Last Christmas Eve, after more than 20 days spent at daughter Hannah’s bedside, Marsha and Tommy Coulter were called into a Texas hospital conference room faced with an unimaginable decision.
“The doctor asked us to consider taking Hannah off the vent and letting her go,” Marsha Coulter remembers. “It was one of the worst days of our lives. The worst Christmas Eve we could imagine. We cried all day and night. I begged God to keep this from happening. We were just hoping for a miracle.”
For 14-year-old Hannah, every breath was a battle. A lethal combination of a small chest cavity, an artery pushing up against her trachea and a rare, life-threatening disease that weakens the windpipe called tracheobronchomalacia had made breathing and eating increasingly difficult for the teen, who also has autism. Other surgeries hadn’t helped and few options were left.
But on Christmas morning, the couple woke up with new hope.
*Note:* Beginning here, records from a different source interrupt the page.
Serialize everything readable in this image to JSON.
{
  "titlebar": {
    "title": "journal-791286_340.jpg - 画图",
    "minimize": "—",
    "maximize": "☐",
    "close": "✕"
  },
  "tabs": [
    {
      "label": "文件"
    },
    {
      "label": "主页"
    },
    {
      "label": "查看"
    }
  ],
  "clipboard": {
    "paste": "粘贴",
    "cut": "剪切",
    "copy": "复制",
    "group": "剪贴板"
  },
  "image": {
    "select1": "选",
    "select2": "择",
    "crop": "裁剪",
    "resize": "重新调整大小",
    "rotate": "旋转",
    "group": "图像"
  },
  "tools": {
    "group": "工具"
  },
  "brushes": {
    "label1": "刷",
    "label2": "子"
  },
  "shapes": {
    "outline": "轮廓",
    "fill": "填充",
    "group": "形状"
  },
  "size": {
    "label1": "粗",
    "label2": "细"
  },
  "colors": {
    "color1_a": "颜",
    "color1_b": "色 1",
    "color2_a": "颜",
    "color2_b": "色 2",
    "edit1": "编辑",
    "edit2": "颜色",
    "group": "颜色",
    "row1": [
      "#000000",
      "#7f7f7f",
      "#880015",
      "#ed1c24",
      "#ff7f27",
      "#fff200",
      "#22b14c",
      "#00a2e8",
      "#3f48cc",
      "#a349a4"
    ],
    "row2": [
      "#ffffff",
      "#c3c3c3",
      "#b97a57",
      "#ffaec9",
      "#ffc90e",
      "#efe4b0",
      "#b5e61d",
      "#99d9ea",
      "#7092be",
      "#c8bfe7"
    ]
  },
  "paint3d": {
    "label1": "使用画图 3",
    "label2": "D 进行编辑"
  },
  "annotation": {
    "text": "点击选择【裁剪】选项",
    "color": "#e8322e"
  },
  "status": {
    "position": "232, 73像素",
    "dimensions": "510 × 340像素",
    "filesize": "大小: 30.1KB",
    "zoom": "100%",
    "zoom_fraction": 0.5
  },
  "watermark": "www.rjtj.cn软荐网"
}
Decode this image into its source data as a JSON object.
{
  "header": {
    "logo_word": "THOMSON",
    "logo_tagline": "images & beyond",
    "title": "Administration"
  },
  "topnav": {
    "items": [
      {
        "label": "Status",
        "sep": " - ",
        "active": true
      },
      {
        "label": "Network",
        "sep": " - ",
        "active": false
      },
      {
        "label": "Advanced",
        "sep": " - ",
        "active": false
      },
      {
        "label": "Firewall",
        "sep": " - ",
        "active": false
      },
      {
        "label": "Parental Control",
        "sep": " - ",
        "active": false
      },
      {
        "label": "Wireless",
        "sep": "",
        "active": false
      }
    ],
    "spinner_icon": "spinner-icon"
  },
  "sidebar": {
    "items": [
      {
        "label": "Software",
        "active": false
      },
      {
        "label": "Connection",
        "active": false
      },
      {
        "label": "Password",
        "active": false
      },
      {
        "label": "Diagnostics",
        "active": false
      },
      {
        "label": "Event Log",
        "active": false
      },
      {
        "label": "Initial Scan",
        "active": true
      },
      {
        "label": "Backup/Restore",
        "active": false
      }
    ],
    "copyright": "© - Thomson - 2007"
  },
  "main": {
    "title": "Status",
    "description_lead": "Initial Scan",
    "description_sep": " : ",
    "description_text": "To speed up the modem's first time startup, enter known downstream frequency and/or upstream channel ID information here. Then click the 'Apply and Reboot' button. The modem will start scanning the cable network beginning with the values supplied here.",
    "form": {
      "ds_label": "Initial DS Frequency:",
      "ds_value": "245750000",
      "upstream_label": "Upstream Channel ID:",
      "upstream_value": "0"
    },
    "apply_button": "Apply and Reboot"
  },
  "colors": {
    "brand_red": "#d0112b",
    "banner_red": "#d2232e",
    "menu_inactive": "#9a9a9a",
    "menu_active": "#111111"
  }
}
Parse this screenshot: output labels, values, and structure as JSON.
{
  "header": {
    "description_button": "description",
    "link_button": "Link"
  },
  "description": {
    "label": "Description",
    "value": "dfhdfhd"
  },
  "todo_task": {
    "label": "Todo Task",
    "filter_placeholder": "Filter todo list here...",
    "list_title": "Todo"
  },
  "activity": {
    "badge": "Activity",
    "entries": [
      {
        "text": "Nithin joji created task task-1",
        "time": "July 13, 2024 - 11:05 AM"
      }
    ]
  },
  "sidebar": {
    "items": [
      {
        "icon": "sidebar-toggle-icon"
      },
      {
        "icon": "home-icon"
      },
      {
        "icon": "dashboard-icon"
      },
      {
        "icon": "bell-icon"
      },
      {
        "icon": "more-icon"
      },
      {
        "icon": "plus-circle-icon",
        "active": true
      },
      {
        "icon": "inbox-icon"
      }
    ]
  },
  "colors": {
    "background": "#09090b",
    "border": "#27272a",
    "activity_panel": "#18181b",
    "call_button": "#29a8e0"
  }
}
Texas doctors had researched one other option at the University of Michigan’s C.S. Mott Children’s Hospital in Ann Arbor where a 3-D printed airway splint procedure had helped babies with Hannah’s condition. Two months later, Hannah became the first teenager to receive the custom airway splint. She is now back to school and preparing to celebrate a much brighter holiday season with her family.
“This year we are looking forward to the best Christmas season we’ve ever had because Hannah is still with us,” Marsha says. “It will just be so much more meaningful. We are grateful for this past year. It has been the hardest year of our lives, for sure, but also, we have felt the most loved, taken care of and supported.”